This press release is available as a PDF here.
One of the first openly autistic people to run for, and be elected to, public office, says she has had to sue her school board for discrimination. Sarah Selvaggi-Hernandez, an elected member of the Enfield Board of Education, filed suit against the Enfield Board of Education under the Americans with Disabilities Act (ADA) in federal court in Connecticut.
Ms. Hernandez, who has autism, is hard of hearing, and has auditory processing disabilities, says she ran for a position on the Board in 2017 because she wanted to “show up and be a voice for people with autism in the decision making process.” The voters of Enfield agreed and elected her to be that voice.
Unfortunately, Hernandez, who is also a professor of occupational therapy and advocate, says the Board of Education wasn’t willing to accommodate her communication disabilities.
Because of her disabilities, Ms. Hernandez has difficulty hearing and understanding telephone conversations and in-person conversations unless she gets written materials, can see the speakers, and can take notes. She asked the Board to communicate with her between meetings in writing, such as by email and text, and to provide written materials and an erasable white board for note-taking. Although the Board agreed to these accommodations, Board officials repeatedly refused to follow through, repeatedly insisting on communicating by telephone between meetings and refusing to provide written information or a white board for executive sessions. Her requests were often met with open hostility and anger. Finally, in June, the Board, in executive session, the Board failed to provide written information, formally stated that it would not honor her communication needs, that Board members would no longer communicate with her or provider her information, and, essentially, that she would no longer be permitted to do her job as a Board member.
Autism is a disability that affects at least 1.7% of the population (1 in 59). Autistic people may be highly sensitive to sensations, such as sound and light, and may have non-standard ways of learning, problem-solving, moving, understanding and expressing language. They may also have difficulties with uncertainty, change in routine, and social interactions. Julia Bascom, Executive Director of ASAN notes, “Autistic people bring valuable skills and perspectives to our communities. We deserve to be included in all areas of life, especially in decisions about policy issues that affect us. Inclusion means providing us with the accommodations we need to fully participate.”
Ms. Hernandez sued under the Americans with Disabilities Act, which requires state and local government agencies to provide equal access to people with disabilities, including by providing “reasonable accommodations” and “auxiliary aids and services” when necessary. Ms. Hernandez alleges that the communication changes she requested were required by the federal law and the Board’s treatment of her was discrimination. She says, “I ran for election to bring the diverse voices of people with disabilities to the table.
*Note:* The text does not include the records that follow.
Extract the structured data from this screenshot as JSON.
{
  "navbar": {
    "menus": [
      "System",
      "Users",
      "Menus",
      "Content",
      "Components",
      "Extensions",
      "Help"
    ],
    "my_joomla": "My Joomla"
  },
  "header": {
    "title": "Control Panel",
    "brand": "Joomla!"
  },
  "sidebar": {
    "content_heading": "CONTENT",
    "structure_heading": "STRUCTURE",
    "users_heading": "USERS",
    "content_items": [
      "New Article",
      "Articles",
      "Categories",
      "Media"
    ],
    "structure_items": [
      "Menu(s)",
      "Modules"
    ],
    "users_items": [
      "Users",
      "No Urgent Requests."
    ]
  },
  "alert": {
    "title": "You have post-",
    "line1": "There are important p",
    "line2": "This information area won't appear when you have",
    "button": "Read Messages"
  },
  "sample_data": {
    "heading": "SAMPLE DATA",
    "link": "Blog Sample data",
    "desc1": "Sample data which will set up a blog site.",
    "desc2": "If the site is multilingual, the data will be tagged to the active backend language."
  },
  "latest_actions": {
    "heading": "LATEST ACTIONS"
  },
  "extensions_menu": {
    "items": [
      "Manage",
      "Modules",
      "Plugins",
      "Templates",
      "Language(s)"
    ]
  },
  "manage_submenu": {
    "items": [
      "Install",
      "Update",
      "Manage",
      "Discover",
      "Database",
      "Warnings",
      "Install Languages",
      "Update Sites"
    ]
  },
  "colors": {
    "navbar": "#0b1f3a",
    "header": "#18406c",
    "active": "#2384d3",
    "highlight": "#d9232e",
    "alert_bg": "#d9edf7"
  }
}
I’m was deeply hurt by the way the Board treated me and it caused me tremendous pain and emotional distress. But I won’t let them stop me from speaking up and standing up for the rights of people with autism.”
Ms. Hernandez is represented by Sam Crane of the Autistic Self Advocacy Network, Kasey Considine of Disability Rights Connecticut, and Eve Hill and Anthony May of Brown Goldstein & Levy, LLP.
Brown Goldstein & Levy, LLP
Autistic Self Advocacy Network
Director, Director of Public Policy
Disability Rights Connecticut
(860) 297-4300 ext. 113